The biggest questions for CSPs, however, are “Where is the bang for the buck?” and “Where and how do we get started?” The good news is the opportunity to benefit appears real. The core attributes of blockchain’s shared ledger approach help provide trust, security, transparency and control across the participating ecosystem for all points in a transaction process. This results in the potential for lower costs, faster throughput and improved experiences for all players.
We see the greatest impact for blockchain in streamlining internal processes, building blockchain-based digital services, and providing trust, security and transparency in business ecosystems, including the IoT (see Figure).
Streamlining internal processes
The modularity provided by smart contracts enables various aspects of CSPs’ operations to be streamlined, including billing, roaming, wholesale, NFV management and supply chain management. In the context of roaming, blockchain’s benefits include faster identification of visiting subscribers, prevention of fraudulent traffic and claims reduction. In addition, the elimination of clearing houses could lead to significant cost reduction.
Blockchain technology is also perfect for supply chain management, improving efficiency between CSPs, suppliers and distributors. We already see examples of blockchain projects in supply chain management emerging in other industries, such as at Walmart, Maersk and IGF.
Developing trusted digital services
CSPs can provide a variety of digital customer services built on blockchain, bringing them new revenue streams.
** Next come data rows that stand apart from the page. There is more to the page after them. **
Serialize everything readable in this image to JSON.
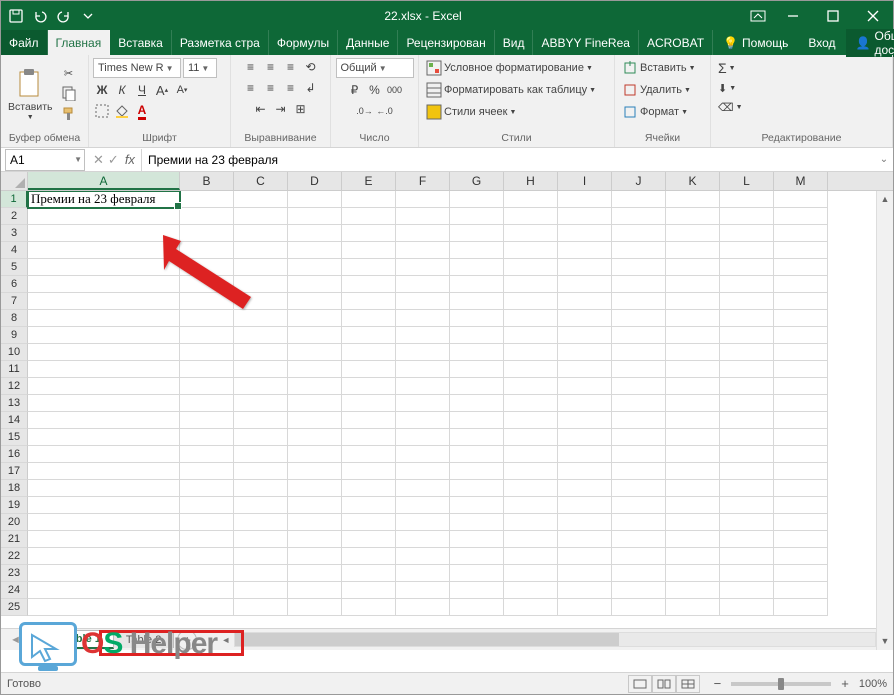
{
  "title": "22.xlsx - Excel",
  "qa": {
    "save": "save",
    "undo": "undo",
    "redo": "redo",
    "customize": "customize"
  },
  "tabs": {
    "file": "Файл",
    "items": [
      "Главная",
      "Вставка",
      "Разметка стра",
      "Формулы",
      "Данные",
      "Рецензирован",
      "Вид",
      "ABBYY FineRea",
      "ACROBAT"
    ],
    "active_index": 0,
    "help": "Помощь",
    "signin": "Вход",
    "share": "Общий доступ"
  },
  "ribbon": {
    "clipboard": {
      "paste": "Вставить",
      "label": "Буфер обмена"
    },
    "font": {
      "name": "Times New R",
      "size": "11",
      "bold": "Ж",
      "italic": "К",
      "underline": "Ч",
      "label": "Шрифт"
    },
    "alignment": {
      "label": "Выравнивание"
    },
    "number": {
      "format": "Общий",
      "label": "Число"
    },
    "styles": {
      "cond": "Условное форматирование",
      "table": "Форматировать как таблицу",
      "cell": "Стили ячеек",
      "label": "Стили"
    },
    "cells": {
      "insert": "Вставить",
      "delete": "Удалить",
      "format": "Формат",
      "label": "Ячейки"
    },
    "editing": {
      "label": "Редактирование"
    }
  },
  "namebox": "A1",
  "formula": "Премии на 23 февраля",
  "columns": [
    "A",
    "B",
    "C",
    "D",
    "E",
    "F",
    "G",
    "H",
    "I",
    "J",
    "K",
    "L",
    "M"
  ],
  "col_widths_first": 152,
  "col_width_rest": 54,
  "rows": 25,
  "cell_A1": "Премии на 23 февраля",
  "sheets": {
    "active": "Table 1",
    "other": "Table 2"
  },
  "status": "Готово",
  "zoom": "100%",
  "watermark": {
    "os": "OS",
    "helper": "Helper"
  }
}
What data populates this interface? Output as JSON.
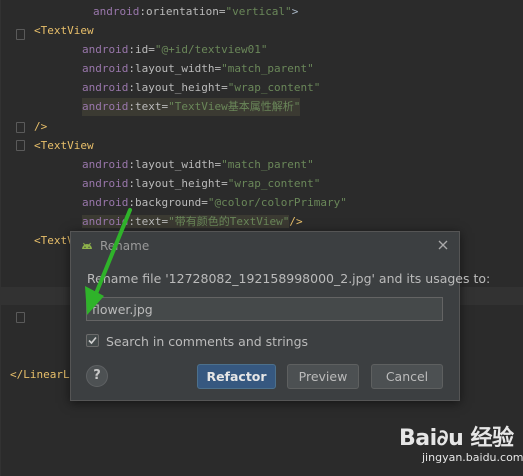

Areas in which they should consider deployment of blockchains include digital asset transactions (micropayments for music, mobile games and the like), mobile money (subscriber-to-subscriber money transfers, international remittance) and identity-as-a-service.
New digital identity ecosystems are coming, and CSPs should be among the leaders and early adopters. Because CSPs enjoy a high level of customer trust, they are well positioned to offer such a service. The vast amount of data CSPs possess and the proliferation of smartphones put CSPs in a unique position to act as a source of identity and authentication. New revenue streams could be generated by offering identity management services to both subscribers and business partners.
Collaborating in ecosystems
For CSPs that want to become digital services enablers (DSEs) by creating and operating platforms, blockchain could become a foundational building block to handle complex transactions across multiple participants. Early stage examples include blockchains for advertisement sales and digital rights management, to name a few.
In addition, blockchain could play a role in machine-to-machine (M2M) and IoT environments, where devices connected to the internet automatically interact with each other by collecting and exchanging data. Blockchain and smart contracts could both monitor and orchestrate these interactions. Recognized as a trusted party, CSPs are best placed to accelerate this development to materialize their ambitions in the IoT space.
The way forward
From our survey of 174 C-suite executives from the telecommunications industry we found that a significant 36 percent of CSP-organizations are already considering or actively engaged with blockchains. Though blockchain technology is still young and evolving, many
CSP executives expressed confidence in its potential for their organization. To move toward reaping benefits, we recommend the following first steps:
- Spend time with a lead partner in blockchain to understand the business models and technologies, as well as understand the early use cases, proof points and emerging solutions.
- Evaluate where the technology stands today, the various blockchain providers and the position on standards and regulations. Join industry groups like the Linux Foundation’s Hyperledger, given these groups can facilitate agreements on standards.
- Invest in ideation on potential opportunities in both the revenue growth/platform business area and internal
The full report is available at ibm.biz/blockchaintelco